It’s April. In years past, I would be spending the afternoon outside in a t shirt and jeans, enjoying the sunshine and looking forward to the summer. But it’s barely above fifty degrees out and it has been grey and rainy for months on months and anyone who says they aren’t going a little stir crazy is lying.
After snow on Saturday, Sunday dawned bright and clear – if not warm – and was inviting enough to get us out of the house. I opted to go wander through the land that makes up the Minnewaska State Park preseve. Specifically, I decided to revisit Shaft IIA, a local hike that was one of my very first when I moved to area years ago.
Shaft IIA is the perfect hike for beginners, or for those who are simply looking for the best return on their time. It was my son’s very first hike ever – I brought him along at three years old, and it remains an important memory for both of us. If you’re looking for a beautiful walk with great nature, and an outstanding waterfall, Shaft IIA won’t disappoint.
This is a quick hike that doesn’t require much from you physically, especially if you choose to embark when the ground isn’t covered in snow. In my quest to hike 500 miles this year, this one only clocks in around 2, but it makes up for it with a waterfall and birch trees.

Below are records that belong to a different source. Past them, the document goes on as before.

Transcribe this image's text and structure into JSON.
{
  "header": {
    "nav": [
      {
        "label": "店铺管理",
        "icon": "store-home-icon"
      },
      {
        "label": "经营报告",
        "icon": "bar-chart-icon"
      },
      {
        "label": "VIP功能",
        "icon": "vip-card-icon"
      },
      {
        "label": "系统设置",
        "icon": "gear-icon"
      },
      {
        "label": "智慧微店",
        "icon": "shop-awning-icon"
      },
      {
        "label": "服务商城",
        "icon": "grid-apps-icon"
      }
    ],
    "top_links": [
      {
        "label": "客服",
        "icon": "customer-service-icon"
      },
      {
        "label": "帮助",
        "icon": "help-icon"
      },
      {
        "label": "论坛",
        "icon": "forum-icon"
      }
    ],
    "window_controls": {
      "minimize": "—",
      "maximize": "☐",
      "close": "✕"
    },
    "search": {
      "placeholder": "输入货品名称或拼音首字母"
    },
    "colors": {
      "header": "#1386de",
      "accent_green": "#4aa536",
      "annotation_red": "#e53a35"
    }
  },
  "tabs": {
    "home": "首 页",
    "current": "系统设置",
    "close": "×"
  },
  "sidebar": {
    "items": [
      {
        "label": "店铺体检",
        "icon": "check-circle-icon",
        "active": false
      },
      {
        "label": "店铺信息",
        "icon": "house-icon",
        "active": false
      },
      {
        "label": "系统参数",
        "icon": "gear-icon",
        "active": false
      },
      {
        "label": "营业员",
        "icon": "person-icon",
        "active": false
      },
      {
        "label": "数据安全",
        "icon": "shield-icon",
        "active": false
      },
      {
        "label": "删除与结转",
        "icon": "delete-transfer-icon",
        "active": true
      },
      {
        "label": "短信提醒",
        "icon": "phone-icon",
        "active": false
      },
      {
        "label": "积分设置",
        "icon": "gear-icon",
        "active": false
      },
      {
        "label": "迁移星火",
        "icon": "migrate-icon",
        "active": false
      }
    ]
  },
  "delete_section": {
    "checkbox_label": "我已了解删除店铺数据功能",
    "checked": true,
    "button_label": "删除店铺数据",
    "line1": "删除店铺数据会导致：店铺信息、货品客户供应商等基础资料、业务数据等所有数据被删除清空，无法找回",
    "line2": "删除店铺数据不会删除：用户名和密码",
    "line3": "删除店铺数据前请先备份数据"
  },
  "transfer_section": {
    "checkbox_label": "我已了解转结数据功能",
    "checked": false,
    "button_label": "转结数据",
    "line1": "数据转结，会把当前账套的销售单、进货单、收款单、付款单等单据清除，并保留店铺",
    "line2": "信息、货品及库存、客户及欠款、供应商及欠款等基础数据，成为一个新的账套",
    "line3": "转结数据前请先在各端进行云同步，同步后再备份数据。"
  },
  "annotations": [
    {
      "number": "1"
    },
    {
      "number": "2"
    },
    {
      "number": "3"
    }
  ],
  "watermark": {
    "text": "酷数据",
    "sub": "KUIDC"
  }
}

Even in this lingering winter, the waterfall was what motivated me. I was hoping that it would be just as ice covered and frosty as everything else around it. That would mean the opportunity for some awesome photographs, and a different look at an already impressive waterfall.
I had figured we wouldn’t need microspikes for the trail. We didn’t, but they certainly only would have helped. The intermittent thaws had caused the trail to be slick and slippery. By the time I got there, the slickness was giving way to slush, but there were still patches that were more skating that hiking.
Before we even made it to the falls, the quest for ice was met with success. Huge sheets of frozen water lined the rock walls of the cut out that makes up the area around Shaft IIA. It looked almost like water moving super fast over the edge, but was totally still.
The desire to get closer and get better shots lead to me siding up the incline off the trail, and that was when spikes would have been most helpful. Using trees and three points of contact, I got closer to the ice and got out the camera.
With the temperatures finally above freezing, the forest was full of the sound of melting and run off. It was loud enough that it sounded like it was raining at times. Water dripped off of ever icicle. The weight of some of the large slabs of frozen water was too much for the thaw, and occasionally chunks came tumbling off the wall with the crash of small glaciers.
I considered the relative damage falling ice could cause, and looking at how many more shots I could just get if I got a little closer. Every time the ice cracked, all I could think of was watching an actual glacier calve in Patagonia, and being in total awe of the destruction. And the noise.
After watching a slab tumble and crack down the side of the rock and slide a hundred feet down the hill, I stepped back. By that point I had trekked out to the actual falls, where the sound of running water drowned out the melt.
The falls themselves were gorgeous, with frozen water cascading down to piles of snow that smothered the moving river underneath. It looked both peaceful and deadly, the line between frozen earth and frozen water completely obscured from view. Tracks lined the ground and traversed across the more frozen strips of water. Clearly, some people had gotten better shots than I was willing to attempt.
The afternoon was in full swing and the sun danced through the woods. It cast light across all the rock walls, lighting up the striations and layers throughout. It was peaceful and serene, and felt like a front row seat to the changing of the season.
After enjoying the fall and listening to some more tumbling ice, it was time to trek back to the parking area and the car. I took a leisurely route, stopping to shoot photos of the trees and the little places where the stream was visible through the snow. Once I was back in the open fields, I found myself preoccupied with snapping shots of White Birch trees, my absolute favorite tree.
An easy hike with only a few moments of balance required, Shaft IIA didn’t disappoint for an easy way to bust out of the house and get a cure for cabin fever. With sunnier days and longer hikes on the horizon, this was perfect for my weekend. If you’re in the area and want a beautiful walk in the woods with a great waterfall year around – Shaft IIA should be on your list.
Coming up later in the week, I will recap my recent visit to the coast. Cape Cod in the off season might even be more fun than during the height of the summer. Not many mountains, but there was still good hiking to be had, and great photographs.